Frank gives us a few web resources now and then that he wants us to look at; whether for inspiration or understanding, I’m unsure. Whatever the case, they are usually interesting reading / viewing, and probably things I would not find myself were I surfing around on the ‘net. Communication Arts magazine has reviewed many different kinds of interaction designs, and given awards to a few. They’re worth checking out, if for no other reason than just to see some of the new, cool, hot designs on the market these days — everything from web design to physical spaces. I’ve been bouncing around their site, looking at different designs and trying to understand what makes them “good.” While sometimes that is obvious, what I find even more fascinating than the designs themselves are the responses to the question CA mag asks of the designer:
What was the most challenging aspect of the project?
Some responses: (emphasis mine)
- “The most challenging part of this project was keeping it simple, staying true to the core ideas and avoiding ‘feature creep.’ . . . I had to stay focused on the original goal—not reinventing the wheel but rather enhancing it.” Sebastian Bettencourt, art director/writer/interface designer/information architect/project design and development, Beyond The Fold

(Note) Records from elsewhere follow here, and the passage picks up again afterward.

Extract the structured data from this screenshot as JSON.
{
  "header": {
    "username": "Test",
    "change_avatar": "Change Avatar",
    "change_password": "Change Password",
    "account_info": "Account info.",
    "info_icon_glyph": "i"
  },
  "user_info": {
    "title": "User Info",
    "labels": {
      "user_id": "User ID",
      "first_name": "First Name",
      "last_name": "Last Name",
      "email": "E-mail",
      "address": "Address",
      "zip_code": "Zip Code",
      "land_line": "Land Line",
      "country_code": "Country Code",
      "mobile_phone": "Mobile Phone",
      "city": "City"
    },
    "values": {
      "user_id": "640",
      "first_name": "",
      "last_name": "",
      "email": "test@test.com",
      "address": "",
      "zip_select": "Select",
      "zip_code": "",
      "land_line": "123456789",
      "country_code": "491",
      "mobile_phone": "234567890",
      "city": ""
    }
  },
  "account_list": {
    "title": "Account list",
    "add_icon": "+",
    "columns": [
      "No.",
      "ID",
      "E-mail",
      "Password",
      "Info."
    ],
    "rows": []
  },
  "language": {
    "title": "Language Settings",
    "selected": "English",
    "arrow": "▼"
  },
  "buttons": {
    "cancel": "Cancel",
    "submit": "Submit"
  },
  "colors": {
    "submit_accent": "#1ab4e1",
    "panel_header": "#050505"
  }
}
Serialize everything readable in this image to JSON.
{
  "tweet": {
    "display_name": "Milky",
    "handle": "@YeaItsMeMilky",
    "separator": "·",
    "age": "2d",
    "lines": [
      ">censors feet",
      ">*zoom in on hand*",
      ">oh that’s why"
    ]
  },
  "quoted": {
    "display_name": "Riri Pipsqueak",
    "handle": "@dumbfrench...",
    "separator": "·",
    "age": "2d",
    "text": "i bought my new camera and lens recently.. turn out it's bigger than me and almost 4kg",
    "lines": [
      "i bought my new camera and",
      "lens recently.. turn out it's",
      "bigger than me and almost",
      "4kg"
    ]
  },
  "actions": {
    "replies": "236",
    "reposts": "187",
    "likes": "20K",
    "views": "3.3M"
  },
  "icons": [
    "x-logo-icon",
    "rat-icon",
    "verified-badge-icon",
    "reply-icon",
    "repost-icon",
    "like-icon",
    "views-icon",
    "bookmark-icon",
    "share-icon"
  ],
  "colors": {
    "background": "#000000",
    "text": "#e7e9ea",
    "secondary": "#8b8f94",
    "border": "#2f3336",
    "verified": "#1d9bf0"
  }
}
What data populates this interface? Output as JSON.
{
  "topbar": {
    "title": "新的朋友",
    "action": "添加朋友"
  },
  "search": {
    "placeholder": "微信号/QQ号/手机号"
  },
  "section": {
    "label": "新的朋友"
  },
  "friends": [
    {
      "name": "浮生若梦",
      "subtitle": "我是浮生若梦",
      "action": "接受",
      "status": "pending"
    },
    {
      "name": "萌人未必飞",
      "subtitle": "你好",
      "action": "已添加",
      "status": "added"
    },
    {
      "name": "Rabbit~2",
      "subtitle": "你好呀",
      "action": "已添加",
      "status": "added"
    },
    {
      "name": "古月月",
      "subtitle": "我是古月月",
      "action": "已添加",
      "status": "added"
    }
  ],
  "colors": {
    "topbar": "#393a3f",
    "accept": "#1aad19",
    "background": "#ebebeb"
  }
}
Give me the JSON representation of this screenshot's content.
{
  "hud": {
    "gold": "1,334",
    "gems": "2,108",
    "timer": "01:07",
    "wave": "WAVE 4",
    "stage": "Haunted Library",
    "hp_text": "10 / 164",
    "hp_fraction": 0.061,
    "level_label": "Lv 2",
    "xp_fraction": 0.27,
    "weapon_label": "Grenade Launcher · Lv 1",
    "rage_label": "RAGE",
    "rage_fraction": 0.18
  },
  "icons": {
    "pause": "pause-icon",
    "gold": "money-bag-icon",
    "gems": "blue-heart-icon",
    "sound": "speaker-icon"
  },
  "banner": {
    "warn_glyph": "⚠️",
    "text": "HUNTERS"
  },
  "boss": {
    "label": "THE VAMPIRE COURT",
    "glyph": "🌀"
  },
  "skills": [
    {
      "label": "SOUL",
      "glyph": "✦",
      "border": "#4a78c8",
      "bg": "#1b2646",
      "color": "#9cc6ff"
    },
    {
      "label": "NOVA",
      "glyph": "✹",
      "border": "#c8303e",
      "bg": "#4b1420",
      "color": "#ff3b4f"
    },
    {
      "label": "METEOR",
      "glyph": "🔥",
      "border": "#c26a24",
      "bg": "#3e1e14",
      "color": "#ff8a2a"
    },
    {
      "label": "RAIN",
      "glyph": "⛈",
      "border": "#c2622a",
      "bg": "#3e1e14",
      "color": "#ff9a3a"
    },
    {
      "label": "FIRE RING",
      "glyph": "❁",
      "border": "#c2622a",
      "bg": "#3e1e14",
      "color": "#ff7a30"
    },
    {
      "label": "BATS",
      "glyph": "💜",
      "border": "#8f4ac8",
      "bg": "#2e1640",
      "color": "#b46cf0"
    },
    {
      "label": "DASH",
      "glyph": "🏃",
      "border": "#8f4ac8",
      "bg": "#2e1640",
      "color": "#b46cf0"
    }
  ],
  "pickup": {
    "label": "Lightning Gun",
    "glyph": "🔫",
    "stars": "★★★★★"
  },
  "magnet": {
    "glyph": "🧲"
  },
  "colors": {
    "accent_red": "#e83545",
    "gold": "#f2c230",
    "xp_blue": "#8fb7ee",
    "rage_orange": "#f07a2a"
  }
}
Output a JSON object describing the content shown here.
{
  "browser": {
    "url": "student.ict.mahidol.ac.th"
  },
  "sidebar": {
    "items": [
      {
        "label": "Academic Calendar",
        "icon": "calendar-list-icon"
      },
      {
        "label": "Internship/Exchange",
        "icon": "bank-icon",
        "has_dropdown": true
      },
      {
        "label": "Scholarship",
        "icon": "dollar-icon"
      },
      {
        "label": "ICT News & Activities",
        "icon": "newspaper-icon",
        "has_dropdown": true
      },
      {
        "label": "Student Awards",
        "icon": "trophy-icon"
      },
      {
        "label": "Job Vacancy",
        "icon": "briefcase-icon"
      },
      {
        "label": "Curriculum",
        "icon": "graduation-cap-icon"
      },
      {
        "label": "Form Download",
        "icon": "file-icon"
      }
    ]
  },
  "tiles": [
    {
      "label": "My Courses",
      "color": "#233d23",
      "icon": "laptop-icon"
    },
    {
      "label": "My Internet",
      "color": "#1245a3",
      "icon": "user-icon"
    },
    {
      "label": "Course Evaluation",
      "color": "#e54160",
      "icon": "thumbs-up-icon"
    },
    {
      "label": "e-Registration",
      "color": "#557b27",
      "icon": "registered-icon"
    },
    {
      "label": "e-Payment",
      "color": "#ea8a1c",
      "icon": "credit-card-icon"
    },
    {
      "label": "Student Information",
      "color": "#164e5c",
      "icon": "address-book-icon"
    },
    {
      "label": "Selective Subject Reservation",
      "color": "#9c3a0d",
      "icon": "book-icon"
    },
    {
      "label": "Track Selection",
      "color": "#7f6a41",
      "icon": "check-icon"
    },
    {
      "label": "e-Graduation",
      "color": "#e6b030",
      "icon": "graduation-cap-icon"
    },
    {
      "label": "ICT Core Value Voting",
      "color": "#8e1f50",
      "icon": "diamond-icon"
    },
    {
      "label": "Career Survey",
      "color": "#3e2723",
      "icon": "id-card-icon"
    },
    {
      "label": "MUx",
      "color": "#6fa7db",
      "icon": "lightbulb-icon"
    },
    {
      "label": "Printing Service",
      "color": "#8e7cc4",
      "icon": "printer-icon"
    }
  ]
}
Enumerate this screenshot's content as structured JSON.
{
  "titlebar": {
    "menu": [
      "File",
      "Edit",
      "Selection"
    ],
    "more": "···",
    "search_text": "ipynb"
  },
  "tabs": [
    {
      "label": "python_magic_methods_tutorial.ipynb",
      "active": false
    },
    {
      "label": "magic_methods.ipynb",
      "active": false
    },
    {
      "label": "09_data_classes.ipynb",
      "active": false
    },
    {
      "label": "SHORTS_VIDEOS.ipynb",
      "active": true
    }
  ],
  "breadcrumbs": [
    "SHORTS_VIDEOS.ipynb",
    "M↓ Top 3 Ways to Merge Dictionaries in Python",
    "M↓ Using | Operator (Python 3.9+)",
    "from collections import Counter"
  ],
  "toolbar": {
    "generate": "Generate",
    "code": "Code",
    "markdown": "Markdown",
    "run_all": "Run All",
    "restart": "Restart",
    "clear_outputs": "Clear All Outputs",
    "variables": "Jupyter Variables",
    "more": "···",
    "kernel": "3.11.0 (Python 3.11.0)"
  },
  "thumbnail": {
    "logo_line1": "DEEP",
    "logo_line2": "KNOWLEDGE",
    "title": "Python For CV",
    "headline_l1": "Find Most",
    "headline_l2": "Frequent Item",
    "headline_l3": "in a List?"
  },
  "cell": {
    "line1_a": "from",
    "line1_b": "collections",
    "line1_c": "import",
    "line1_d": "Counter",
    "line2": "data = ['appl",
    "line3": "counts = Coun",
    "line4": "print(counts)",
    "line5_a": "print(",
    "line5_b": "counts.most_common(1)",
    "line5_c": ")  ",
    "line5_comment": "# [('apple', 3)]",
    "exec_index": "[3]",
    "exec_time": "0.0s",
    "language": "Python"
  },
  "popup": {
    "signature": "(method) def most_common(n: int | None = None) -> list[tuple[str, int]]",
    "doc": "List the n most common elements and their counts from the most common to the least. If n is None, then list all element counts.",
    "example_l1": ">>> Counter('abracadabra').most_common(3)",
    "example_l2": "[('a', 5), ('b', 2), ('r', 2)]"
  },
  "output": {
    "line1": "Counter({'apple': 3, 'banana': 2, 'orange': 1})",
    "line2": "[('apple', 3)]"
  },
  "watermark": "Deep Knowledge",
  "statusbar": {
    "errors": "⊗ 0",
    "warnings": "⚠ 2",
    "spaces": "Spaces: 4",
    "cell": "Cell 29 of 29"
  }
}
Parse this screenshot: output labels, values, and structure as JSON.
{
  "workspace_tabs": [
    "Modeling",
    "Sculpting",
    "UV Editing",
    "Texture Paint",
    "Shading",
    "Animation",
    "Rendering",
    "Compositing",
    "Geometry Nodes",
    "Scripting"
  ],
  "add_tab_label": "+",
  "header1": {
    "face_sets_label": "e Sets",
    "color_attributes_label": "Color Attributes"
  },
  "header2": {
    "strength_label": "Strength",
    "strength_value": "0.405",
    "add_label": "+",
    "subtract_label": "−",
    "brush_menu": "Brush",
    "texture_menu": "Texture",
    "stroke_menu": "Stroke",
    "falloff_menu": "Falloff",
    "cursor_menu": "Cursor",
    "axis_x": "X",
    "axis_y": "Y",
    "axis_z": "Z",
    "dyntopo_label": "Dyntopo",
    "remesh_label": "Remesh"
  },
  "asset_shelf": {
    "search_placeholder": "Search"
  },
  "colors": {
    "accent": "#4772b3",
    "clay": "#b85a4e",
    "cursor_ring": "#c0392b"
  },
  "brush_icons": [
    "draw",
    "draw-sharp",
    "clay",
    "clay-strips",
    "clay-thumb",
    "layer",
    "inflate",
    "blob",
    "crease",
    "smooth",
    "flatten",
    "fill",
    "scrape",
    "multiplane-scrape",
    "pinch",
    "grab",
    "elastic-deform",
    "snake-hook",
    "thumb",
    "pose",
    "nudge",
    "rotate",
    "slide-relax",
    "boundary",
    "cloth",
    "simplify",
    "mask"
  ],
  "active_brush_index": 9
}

- “One of the primary challenges to designing TokBox was understanding and embracing user interactions that are unique to live video calling.” Chris Fox, design director, TokBox
- “For the Loudspeaker team, the big challenge was caring for the original idea—amplifying the voice of a great cause—as we built the site.” Scott Brown, creative director, The LoudspeakerSite
- “It was a challenge to keep each individual story entertaining and short (there were many ideas that were thrown out because they were too long or just not fun to watch).” Trevor Van Meter, creative director; Luke Lutman, Flash programmer; and Brian McBrearty, composer, Crappy Cat
And this question:
Did you learn anything new during the process?
- “I learned that inspiration comes from experience. It comes from rethinking everyday activities and from reconsidering everyday interactions.” Sebastian Bettencourt, art director/writer/interface designer/information architect/project design and development of Beyond The Fold
- “One of the first things we had to face was the huge risk of that transparency, and what it really meant. No approvals. No editing. In the end, it was actually freeing to give up all control to the audience.” Gary Koepke and Lance Jensen, executive creative directors, Modernista!
This has got me wondering about how design influences learning. How conscious are educators of keeping it simple, staying true to the original goals, giving students experiences (rather than instruction), and giving up control to the users? How would schools be different if we did all of this, all of the time? Would there still be schools? If so, what would they look like?